'She was barely holding up': Trapped horse rescued after falling through ice
EDMONTON -- A horse owner is expressing her gratitude after firefighters and volunteers helped rescue one of her horses when it fell through ice and was trapped in freezing water for hours.
Natalia Teplova noticed her horse, Lexi, was missing Saturday morning when she showed up at a boarder's property in southeast Edmonton for a lesson.
"We went calling for the horses and usually they come up. This time, the other horses came up but she wasn't there," Teplova recalled.
She and her husband formed a small search party to check the rest of the property, and had almost given up looking for the animal when the horse her husband was riding called out—and Lexi responded.
"Then he called again and she responded again, and I started running," Teplova said.
They found the horse nearly fully submerged at the edge of a slough.
"Her head was sticking out above the ice. She was submerged all the way to her withers—her shoulders. Her front feet were out. She was barely holding up there."
Teplova called for help from others at the boarding property, as well as the owner. First, they slid some ropes around Lexi's body so she didn't sink further.
"I put my hands in just to get the ropes around, in the water, and within seconds, my hand went numb. So that was very, very cold," Teplova said.

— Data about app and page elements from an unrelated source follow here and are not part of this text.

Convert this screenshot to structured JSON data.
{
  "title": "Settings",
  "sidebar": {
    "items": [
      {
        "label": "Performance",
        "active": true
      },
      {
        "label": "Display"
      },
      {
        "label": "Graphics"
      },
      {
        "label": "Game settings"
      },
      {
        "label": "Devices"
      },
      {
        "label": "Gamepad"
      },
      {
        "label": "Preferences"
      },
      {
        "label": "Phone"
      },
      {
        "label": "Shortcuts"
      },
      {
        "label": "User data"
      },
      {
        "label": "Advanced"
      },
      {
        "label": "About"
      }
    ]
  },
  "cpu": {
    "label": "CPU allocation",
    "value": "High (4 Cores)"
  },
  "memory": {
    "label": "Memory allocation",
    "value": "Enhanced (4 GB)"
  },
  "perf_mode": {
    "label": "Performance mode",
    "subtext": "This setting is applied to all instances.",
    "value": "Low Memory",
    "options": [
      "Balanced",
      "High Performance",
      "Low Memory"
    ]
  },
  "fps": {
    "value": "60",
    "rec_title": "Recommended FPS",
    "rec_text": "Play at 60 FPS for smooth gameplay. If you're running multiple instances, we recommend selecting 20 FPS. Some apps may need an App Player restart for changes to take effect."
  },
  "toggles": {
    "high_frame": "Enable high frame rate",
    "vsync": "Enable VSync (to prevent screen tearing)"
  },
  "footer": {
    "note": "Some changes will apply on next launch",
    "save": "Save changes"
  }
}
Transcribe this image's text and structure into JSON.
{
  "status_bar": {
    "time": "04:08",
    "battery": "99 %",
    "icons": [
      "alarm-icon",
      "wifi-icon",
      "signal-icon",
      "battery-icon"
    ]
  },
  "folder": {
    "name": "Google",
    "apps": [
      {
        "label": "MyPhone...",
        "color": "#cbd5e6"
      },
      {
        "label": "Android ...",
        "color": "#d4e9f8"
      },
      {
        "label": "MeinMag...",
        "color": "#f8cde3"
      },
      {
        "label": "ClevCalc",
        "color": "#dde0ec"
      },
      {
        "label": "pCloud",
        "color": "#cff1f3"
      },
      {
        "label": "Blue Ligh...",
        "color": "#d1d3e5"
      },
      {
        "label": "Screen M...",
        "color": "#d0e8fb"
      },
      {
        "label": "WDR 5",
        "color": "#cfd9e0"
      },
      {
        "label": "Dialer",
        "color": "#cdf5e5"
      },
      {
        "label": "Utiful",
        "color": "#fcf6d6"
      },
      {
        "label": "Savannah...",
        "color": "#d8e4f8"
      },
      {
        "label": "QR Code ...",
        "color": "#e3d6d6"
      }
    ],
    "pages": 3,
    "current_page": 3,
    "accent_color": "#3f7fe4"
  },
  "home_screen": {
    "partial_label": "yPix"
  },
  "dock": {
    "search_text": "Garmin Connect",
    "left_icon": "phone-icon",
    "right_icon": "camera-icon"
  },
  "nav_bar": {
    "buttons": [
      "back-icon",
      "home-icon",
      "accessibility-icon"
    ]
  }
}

They also called 911, prompting response from several firefighting units.
Together, rescuers wrapped a sling around Lexi and pulled her out with a bobcat.
By then, the horse had become mostly unresponsive. As she was put onto rescue float and pulled into the yard, Lexi was covered in blankets and checked by a veterinarian who said she was suffering from shock and hypothermia.
Although Lexi would later stand and begin moving around again, Teplova said Lexi is still recovering. She was in the water for at least six hours, it was estimated.
"We still have a battle ahead, trying to make sure she survives," her owner commented. The concern now is any effect Lexi experience from muscle wasting or poor circulation.
However, Teplova is hopeful—and overwhelmed with thanks to those at the property and emergency responders who helped.
"I'm so grateful they were able to make it here. Just hearing their sirens in the back, when they were approaching the property was a big relief."
Acccording to Teplova, the boarded horses often roam around the water—during the summer and winter—but that the ice wasn't thick enough to support the animal yet.